Data records for software interfaces:
○ ○ ○
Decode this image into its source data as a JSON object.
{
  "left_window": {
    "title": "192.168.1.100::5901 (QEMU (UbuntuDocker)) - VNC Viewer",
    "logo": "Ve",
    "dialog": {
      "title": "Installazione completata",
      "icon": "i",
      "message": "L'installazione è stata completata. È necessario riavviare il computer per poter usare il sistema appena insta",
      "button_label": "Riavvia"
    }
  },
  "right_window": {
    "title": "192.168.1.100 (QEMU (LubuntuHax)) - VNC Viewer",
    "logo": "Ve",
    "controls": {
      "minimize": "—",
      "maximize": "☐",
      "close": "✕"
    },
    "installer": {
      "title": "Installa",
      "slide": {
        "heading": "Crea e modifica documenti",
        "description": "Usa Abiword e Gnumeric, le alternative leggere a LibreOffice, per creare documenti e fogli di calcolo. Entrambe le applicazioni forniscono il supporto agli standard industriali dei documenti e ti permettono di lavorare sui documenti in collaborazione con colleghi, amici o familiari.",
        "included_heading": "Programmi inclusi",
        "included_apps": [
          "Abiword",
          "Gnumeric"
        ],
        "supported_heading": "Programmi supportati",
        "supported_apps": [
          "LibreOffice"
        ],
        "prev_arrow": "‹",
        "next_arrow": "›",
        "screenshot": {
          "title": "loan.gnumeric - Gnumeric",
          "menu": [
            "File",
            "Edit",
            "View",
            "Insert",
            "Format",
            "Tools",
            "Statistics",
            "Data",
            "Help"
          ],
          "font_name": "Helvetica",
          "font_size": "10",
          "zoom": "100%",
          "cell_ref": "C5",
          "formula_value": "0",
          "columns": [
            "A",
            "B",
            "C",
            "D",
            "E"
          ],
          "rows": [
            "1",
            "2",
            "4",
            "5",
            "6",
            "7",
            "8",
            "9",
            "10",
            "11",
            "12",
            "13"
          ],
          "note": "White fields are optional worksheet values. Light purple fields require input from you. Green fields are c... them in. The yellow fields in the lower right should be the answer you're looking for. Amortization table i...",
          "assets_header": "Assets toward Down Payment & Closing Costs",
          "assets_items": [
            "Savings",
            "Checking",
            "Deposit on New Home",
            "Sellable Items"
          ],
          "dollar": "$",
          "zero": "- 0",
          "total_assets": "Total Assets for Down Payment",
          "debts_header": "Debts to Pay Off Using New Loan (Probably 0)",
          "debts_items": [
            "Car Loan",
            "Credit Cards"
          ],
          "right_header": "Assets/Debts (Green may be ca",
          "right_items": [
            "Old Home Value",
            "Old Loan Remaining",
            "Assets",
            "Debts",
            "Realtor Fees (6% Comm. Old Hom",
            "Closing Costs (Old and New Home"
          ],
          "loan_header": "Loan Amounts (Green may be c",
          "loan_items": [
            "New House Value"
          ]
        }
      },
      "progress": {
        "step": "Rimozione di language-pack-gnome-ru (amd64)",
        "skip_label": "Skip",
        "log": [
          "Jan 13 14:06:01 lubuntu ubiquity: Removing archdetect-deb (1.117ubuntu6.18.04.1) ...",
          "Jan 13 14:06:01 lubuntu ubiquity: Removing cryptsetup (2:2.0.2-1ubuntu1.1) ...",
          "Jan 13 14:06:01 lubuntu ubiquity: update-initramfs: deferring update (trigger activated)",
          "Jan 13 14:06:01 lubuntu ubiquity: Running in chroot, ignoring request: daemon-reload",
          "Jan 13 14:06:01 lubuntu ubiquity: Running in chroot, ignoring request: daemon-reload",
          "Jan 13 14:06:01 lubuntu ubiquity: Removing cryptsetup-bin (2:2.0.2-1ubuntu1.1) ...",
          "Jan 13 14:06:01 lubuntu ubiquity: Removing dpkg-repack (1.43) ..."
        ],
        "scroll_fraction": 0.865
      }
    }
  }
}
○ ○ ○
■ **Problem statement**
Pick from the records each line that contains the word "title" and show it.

■ **Result of the exercise**
    "title": "192.168.1.100::5901 (QEMU (UbuntuDocker)) - VNC Viewer",
      "title": "Installazione completata",
    "title": "192.168.1.100 (QEMU (LubuntuHax)) - VNC Viewer",
      "title": "Installa",
          "title": "loan.gnumeric - Gnumeric",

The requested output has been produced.